Component data from apps and pages:
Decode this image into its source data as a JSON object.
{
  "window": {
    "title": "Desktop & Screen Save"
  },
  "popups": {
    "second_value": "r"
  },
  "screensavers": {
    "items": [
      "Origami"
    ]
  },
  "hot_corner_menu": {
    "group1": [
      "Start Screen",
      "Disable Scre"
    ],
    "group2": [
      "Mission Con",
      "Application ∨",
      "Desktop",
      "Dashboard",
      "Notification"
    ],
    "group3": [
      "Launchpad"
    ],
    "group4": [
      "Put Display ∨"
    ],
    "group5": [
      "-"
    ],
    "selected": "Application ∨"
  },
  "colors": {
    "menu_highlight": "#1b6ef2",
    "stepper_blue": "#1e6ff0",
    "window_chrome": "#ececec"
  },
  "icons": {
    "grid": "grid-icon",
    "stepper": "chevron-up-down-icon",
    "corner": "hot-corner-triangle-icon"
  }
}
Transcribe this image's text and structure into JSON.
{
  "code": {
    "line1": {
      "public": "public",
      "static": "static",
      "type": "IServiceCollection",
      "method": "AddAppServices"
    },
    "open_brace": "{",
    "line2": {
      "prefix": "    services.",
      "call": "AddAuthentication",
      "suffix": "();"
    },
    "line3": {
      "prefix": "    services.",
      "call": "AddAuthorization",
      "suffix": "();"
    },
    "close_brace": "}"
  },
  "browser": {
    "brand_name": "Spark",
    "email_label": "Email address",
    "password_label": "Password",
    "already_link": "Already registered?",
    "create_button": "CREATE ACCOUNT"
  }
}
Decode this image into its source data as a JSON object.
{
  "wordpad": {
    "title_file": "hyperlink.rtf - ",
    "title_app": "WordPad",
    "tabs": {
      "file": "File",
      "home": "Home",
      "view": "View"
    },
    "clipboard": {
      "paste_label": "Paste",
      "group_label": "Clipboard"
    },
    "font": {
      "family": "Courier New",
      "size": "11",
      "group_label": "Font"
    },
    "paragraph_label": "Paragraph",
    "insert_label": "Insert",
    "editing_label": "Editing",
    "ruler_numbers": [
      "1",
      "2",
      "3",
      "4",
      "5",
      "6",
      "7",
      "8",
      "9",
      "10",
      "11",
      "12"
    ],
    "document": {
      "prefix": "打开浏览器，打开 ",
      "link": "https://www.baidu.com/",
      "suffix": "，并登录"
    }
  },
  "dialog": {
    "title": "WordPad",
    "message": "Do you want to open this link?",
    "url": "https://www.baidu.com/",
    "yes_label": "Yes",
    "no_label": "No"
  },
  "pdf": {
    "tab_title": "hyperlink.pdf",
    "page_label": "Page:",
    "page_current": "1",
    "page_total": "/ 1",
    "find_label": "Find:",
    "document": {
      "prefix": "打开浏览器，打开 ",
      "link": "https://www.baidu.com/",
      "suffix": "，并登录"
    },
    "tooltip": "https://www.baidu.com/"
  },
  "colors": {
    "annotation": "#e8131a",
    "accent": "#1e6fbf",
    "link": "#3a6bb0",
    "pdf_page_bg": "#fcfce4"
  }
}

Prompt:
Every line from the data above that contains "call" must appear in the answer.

Task result:
      "call": "AddAuthentication",
      "call": "AddAuthorization",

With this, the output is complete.